Without including any picture, write out the entries exactly as they stand.

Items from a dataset
◆ ◆ ◆ ◆ ◆ ◆ ◆

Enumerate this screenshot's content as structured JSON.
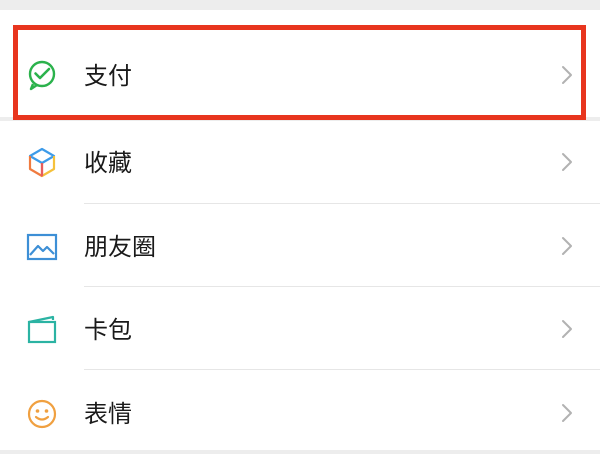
{
  "menu": {
    "pay": {
      "label": "支付",
      "icon": "wechat-pay-icon"
    },
    "items": [
      {
        "label": "收藏",
        "icon": "cube-icon"
      },
      {
        "label": "朋友圈",
        "icon": "image-icon"
      },
      {
        "label": "卡包",
        "icon": "card-icon"
      },
      {
        "label": "表情",
        "icon": "smiley-icon"
      }
    ]
  },
  "highlight_color": "#e8351e"
}
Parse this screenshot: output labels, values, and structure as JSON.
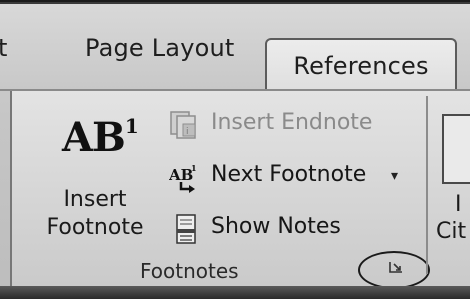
{
  "tabs": [
    {
      "label": "t"
    },
    {
      "label": "Page Layout"
    },
    {
      "label": "References"
    }
  ],
  "footnotes_group": {
    "insert_footnote": {
      "icon_text": "AB",
      "icon_sup": "1",
      "label_line1": "Insert",
      "label_line2": "Footnote"
    },
    "insert_endnote": {
      "label": "Insert Endnote",
      "enabled": false
    },
    "next_footnote": {
      "label": "Next Footnote",
      "caret": "▾"
    },
    "show_notes": {
      "label": "Show Notes"
    },
    "group_label": "Footnotes"
  },
  "citations_group": {
    "label_letter": "I",
    "label_partial": "Cit"
  }
}
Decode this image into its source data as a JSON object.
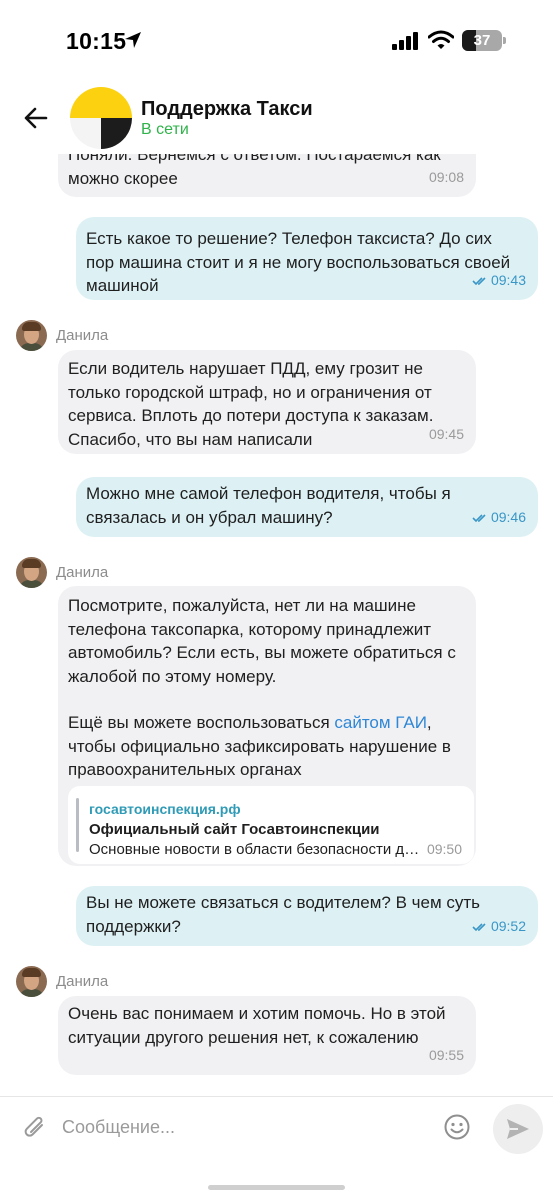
{
  "status_bar": {
    "time": "10:15",
    "battery": "37",
    "icons": [
      "location-arrow-icon",
      "signal-icon",
      "wifi-icon",
      "battery-icon"
    ]
  },
  "header": {
    "title": "Поддержка Такси",
    "status": "В сети",
    "back_icon": "arrow-left-icon"
  },
  "messages": [
    {
      "direction": "in",
      "text": "Поняли. Вернемся с ответом. Постараемся как\nможно скорее",
      "time": "09:08"
    },
    {
      "direction": "out",
      "text": "Есть какое то решение? Телефон таксиста? До сих\nпор машина стоит и я не могу воспользоваться своей\nмашиной",
      "time": "09:43",
      "read": true
    },
    {
      "direction": "in",
      "sender": "Данила",
      "text": "Если водитель нарушает ПДД, ему грозит не\nтолько городской штраф, но и ограничения от\nсервиса. Вплоть до потери доступа к заказам.\nСпасибо, что вы нам написали",
      "time": "09:45"
    },
    {
      "direction": "out",
      "text": "Можно мне самой телефон водителя, чтобы я\nсвязалась и он убрал машину?",
      "time": "09:46",
      "read": true
    },
    {
      "direction": "in",
      "sender": "Данила",
      "text": "Посмотрите, пожалуйста, нет ли на машине\nтелефона таксопарка, которому принадлежит\nавтомобиль? Если есть, вы можете обратиться с\nжалобой по этому номеру.",
      "text2_before": "Ещё вы можете воспользоваться ",
      "text2_link": "сайтом ГАИ",
      "text2_after": ",\nчтобы официально зафиксировать нарушение в\nправоохранительных органах",
      "link_preview": {
        "domain": "госавтоинспекция.рф",
        "title": "Официальный сайт Госавтоинспекции",
        "description": "Основные новости в области безопасности дорожного движения"
      },
      "time": "09:50"
    },
    {
      "direction": "out",
      "text": "Вы не можете связаться с водителем? В чем суть\nподдержки?",
      "time": "09:52",
      "read": true
    },
    {
      "direction": "in",
      "sender": "Данила",
      "text": "Очень вас понимаем и хотим помочь. Но в этой\nситуации другого решения нет, к сожалению",
      "time": "09:55"
    }
  ],
  "composer": {
    "placeholder": "Сообщение...",
    "attach_icon": "paperclip-icon",
    "emoji_icon": "smile-icon",
    "send_icon": "send-icon"
  },
  "colors": {
    "incoming_bubble": "#f1f1f3",
    "outgoing_bubble": "#ddf1f5",
    "online": "#2fb34a",
    "link": "#2f87d6",
    "read_ticks": "#3a96c6",
    "logo_yellow": "#fcd110"
  }
}
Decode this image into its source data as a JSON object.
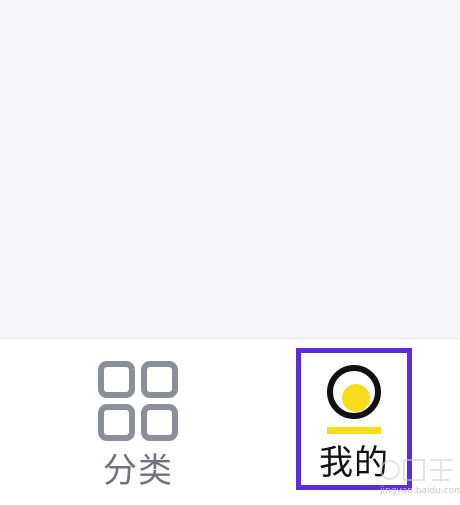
{
  "tab_bar": {
    "tabs": [
      {
        "label": "分类",
        "icon": "grid-icon",
        "color": "#8a8f99",
        "selected": false
      },
      {
        "label": "我的",
        "icon": "profile-circle-icon",
        "color": "#111111",
        "accent": "#f5dd1c",
        "selected": true
      }
    ],
    "highlight_color": "#5c2bdc"
  },
  "watermark": {
    "text": "jingyan.baidu.com"
  }
}
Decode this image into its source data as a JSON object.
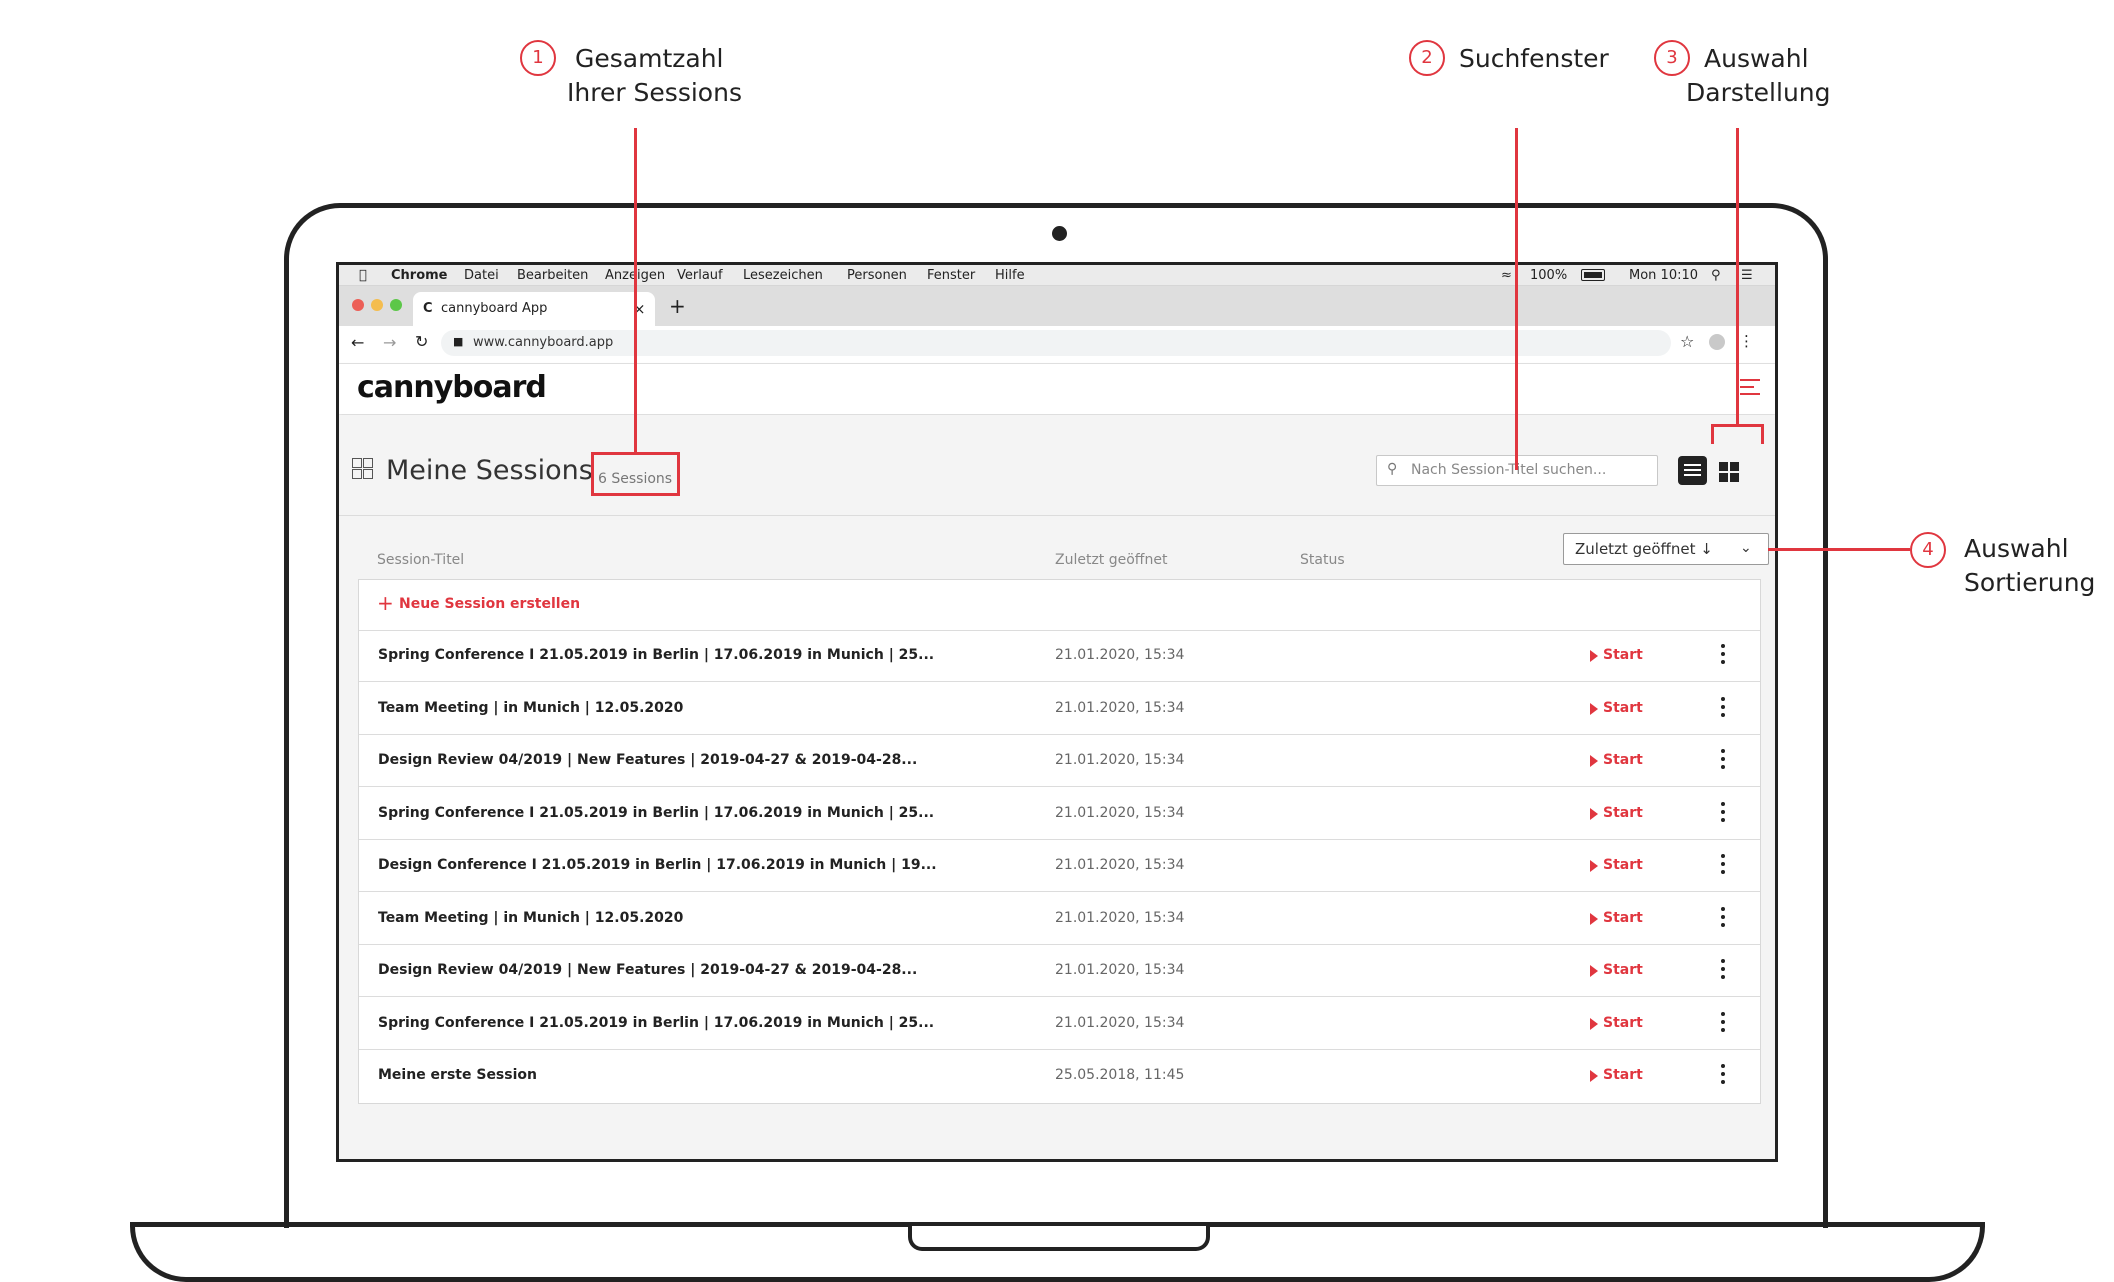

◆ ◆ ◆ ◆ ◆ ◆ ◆

Output for this exercise:
Enumerate this screenshot's content as structured JSON.
{
  "menu": {
    "pay": {
      "label": "支付",
      "icon": "wechat-pay-icon"
    },
    "items": [
      {
        "label": "收藏",
        "icon": "cube-icon"
      },
      {
        "label": "朋友圈",
        "icon": "image-icon"
      },
      {
        "label": "卡包",
        "icon": "card-icon"
      },
      {
        "label": "表情",
        "icon": "smiley-icon"
      }
    ]
  },
  "highlight_color": "#e8351e"
}
Parse this screenshot: output labels, values, and structure as JSON.
{
  "tabs": [
    {
      "label": "t"
    },
    {
      "label": "Page Layout"
    },
    {
      "label": "References"
    }
  ],
  "footnotes_group": {
    "insert_footnote": {
      "icon_text": "AB",
      "icon_sup": "1",
      "label_line1": "Insert",
      "label_line2": "Footnote"
    },
    "insert_endnote": {
      "label": "Insert Endnote",
      "enabled": false
    },
    "next_footnote": {
      "label": "Next Footnote",
      "caret": "▾"
    },
    "show_notes": {
      "label": "Show Notes"
    },
    "group_label": "Footnotes"
  },
  "citations_group": {
    "label_letter": "I",
    "label_partial": "Cit"
  }
}
Decode this image into its source data as a JSON object.
{
  "status_bar": {
    "time": "10:15",
    "battery": "37",
    "icons": [
      "location-arrow-icon",
      "signal-icon",
      "wifi-icon",
      "battery-icon"
    ]
  },
  "header": {
    "title": "Поддержка Такси",
    "status": "В сети",
    "back_icon": "arrow-left-icon"
  },
  "messages": [
    {
      "direction": "in",
      "text": "Поняли. Вернемся с ответом. Постараемся как\nможно скорее",
      "time": "09:08"
    },
    {
      "direction": "out",
      "text": "Есть какое то решение? Телефон таксиста? До сих\nпор машина стоит и я не могу воспользоваться своей\nмашиной",
      "time": "09:43",
      "read": true
    },
    {
      "direction": "in",
      "sender": "Данила",
      "text": "Если водитель нарушает ПДД, ему грозит не\nтолько городской штраф, но и ограничения от\nсервиса. Вплоть до потери доступа к заказам.\nСпасибо, что вы нам написали",
      "time": "09:45"
    },
    {
      "direction": "out",
      "text": "Можно мне самой телефон водителя, чтобы я\nсвязалась и он убрал машину?",
      "time": "09:46",
      "read": true
    },
    {
      "direction": "in",
      "sender": "Данила",
      "text": "Посмотрите, пожалуйста, нет ли на машине\nтелефона таксопарка, которому принадлежит\nавтомобиль? Если есть, вы можете обратиться с\nжалобой по этому номеру.",
      "text2_before": "Ещё вы можете воспользоваться ",
      "text2_link": "сайтом ГАИ",
      "text2_after": ",\nчтобы официально зафиксировать нарушение в\nправоохранительных органах",
      "link_preview": {
        "domain": "госавтоинспекция.рф",
        "title": "Официальный сайт Госавтоинспекции",
        "description": "Основные новости в области безопасности дорожного движения"
      },
      "time": "09:50"
    },
    {
      "direction": "out",
      "text": "Вы не можете связаться с водителем? В чем суть\nподдержки?",
      "time": "09:52",
      "read": true
    },
    {
      "direction": "in",
      "sender": "Данила",
      "text": "Очень вас понимаем и хотим помочь. Но в этой\nситуации другого решения нет, к сожалению",
      "time": "09:55"
    }
  ],
  "composer": {
    "placeholder": "Сообщение...",
    "attach_icon": "paperclip-icon",
    "emoji_icon": "smile-icon",
    "send_icon": "send-icon"
  },
  "colors": {
    "incoming_bubble": "#f1f1f3",
    "outgoing_bubble": "#ddf1f5",
    "online": "#2fb34a",
    "link": "#2f87d6",
    "read_ticks": "#3a96c6",
    "logo_yellow": "#fcd110"
  }
}
Decode this image into its source data as a JSON object.
{
  "tab_bar": {
    "tabs": [
      {
        "label": "分类",
        "icon": "grid-icon",
        "color": "#8a8f99",
        "selected": false
      },
      {
        "label": "我的",
        "icon": "profile-circle-icon",
        "color": "#111111",
        "accent": "#f5dd1c",
        "selected": true
      }
    ],
    "highlight_color": "#5c2bdc"
  },
  "watermark": {
    "text": "jingyan.baidu.com"
  }
}
Decode this image into its source data as a JSON object.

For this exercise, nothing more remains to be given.